In March 1992, Wife who was in the process of obtaining a divorce, was told by her husband that State Farm was cancelling her auto policy.  Wife contacted an Allstate agent to obtain a new policy.  On April 3, 1992, Wife met with agent and completed an auto insurance application. requesting coverage for uninsured/underinsured motorist coverage, bodily injury, and PIP.  Wife testified that when she paid her down payment, Agent told her she was “now insured” and gave her temporary proof of insurance.

Agent submitted Wife’s application and premium to the Texas Auto Insurance Plan (TAIP). On April 9, 1992, TAIP assigned Wife’s application to Employers which issued a policy with an effective date of April 14, 1992.

The Houston Division, Southern District issued an opinion on September 10, 2016, styled AXA Art America’s Corporation V. Public Storage that serves as a good example how a person has to read what they are signing.  AXA’s contract with Public Storage is similar to what happens in many insurance contracts.

AXA had almost $850,000 of art work stolen from a storage unit controlled by Public Storage.  AXA sued Public Storage for the loss and Public Storage moved to dismiss for failure to state a claim under Rule 12(b)(6) of the Federal Rules of Civil Procedure.

The lease agreement contains this section – “Use of Premises and Property and Compliance With Law,” which reads:

Insurance attorneys know what the requirements are that are placed on an insurance company when one of their customers make a claim.  These requirements are found in Texas Insurance Code, Section 542.051 thru 542.061.

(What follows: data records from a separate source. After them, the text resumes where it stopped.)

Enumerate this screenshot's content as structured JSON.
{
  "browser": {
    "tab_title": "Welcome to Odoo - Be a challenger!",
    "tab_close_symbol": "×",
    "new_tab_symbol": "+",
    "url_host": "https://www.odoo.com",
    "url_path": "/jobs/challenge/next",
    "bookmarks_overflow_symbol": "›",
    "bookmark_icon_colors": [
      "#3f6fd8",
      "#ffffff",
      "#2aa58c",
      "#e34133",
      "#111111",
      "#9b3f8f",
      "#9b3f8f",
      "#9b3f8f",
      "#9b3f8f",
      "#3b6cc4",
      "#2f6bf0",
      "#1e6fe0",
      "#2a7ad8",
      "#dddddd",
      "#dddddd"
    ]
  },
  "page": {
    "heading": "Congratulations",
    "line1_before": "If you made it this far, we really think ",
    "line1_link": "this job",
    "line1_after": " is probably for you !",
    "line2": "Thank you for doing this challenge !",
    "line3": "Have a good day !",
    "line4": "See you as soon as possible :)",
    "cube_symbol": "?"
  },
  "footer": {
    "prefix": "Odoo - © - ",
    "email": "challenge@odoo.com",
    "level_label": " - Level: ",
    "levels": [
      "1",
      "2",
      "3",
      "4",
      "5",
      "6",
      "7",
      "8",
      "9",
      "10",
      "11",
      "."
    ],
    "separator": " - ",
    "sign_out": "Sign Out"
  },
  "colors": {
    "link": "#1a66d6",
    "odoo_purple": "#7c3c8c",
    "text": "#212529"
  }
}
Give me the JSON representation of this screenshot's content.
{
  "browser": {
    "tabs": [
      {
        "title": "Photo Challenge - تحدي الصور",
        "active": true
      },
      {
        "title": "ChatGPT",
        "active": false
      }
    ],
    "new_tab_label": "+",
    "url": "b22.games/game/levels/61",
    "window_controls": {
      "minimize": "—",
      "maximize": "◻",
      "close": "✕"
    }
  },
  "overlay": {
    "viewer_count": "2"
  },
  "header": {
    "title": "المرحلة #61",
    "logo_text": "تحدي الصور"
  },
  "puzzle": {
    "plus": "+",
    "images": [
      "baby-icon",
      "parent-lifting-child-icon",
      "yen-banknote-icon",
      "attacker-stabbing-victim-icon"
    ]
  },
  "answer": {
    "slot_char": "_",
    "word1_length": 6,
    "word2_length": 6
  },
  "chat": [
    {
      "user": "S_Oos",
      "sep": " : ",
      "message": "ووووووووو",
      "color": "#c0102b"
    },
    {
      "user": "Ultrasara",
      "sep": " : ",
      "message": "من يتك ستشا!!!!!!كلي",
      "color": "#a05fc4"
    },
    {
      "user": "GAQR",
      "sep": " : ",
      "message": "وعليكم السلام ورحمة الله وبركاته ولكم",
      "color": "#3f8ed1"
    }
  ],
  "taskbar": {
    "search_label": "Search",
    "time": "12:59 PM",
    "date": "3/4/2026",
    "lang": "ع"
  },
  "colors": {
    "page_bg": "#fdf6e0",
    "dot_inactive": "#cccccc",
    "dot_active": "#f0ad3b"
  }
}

Section 542.056(a) requires the insurance company to give written notice it is accepting or rejecting the claim.  The Court of Appeals, Houston [14th Dist.] in a 1998 opinion, styled Daugherty v. American Motorists Insurance Company, tells us a telephone call from the insurance company notifying the insured of the amount of the loss will not constitute “notice of payment of claim,” because the statute requires that the acceptance or rejection be in writing.  However, an insurance company’s written response acknowledging only that a claim has been received does not constitute an acceptance or rejection under the statute either.  This is pointed out in a 2002, Corpus Christi Court of Appeals opinion styled, Northern County Mutual Insurnace Company v. Davalos.

The statute does nor require that the insurer pay every claim, only that it promptly investigate, and accept or reject the claim.  In Dunn v. Southern Farm Bureau Casualty Insurance Company, a 1999, Tyler Court of Appeals opinion, the court stated:

Mineral Wells insurance lawyers know that when making a pre-suit demand on an insurance company that making an excessive demand can be more harm than good.  This is discussed in a Houston Court of Appeals [1st Dist.] opinion released in August 2016.  The case is styled, United Services Automobile Association v. Hayes.  The opinion is over 50 pages long and discusses various issues on appeal but one of those issues deals with excessive pre-suit demands.

Texas law holds that a creditor who make an excessive demand upon a debtor is not entitled to attorney’s fees for subsequent litigation required to recover the debt, even if it prevails in its suit.  A demand is not excessive simply because it is greater than the amount eventually awarded by the fact finder.  However, a claim for an amount greater than that which a jury later determines is actually due may indeed be some evidence of an excessive demand.  Nevertheless, it cannot be the only criterion for determination, especially where the amount due is un-liquidated.

The dispositive question in determining whether a demand is excessive is whether the claimant acted unreasonably or in bad faith.  Further, application of the excessive demand doctrine is limited to situations in which a creditor has refused a tender of the amount actually due or has clearly indicated to the debtor that such a tender would be refused.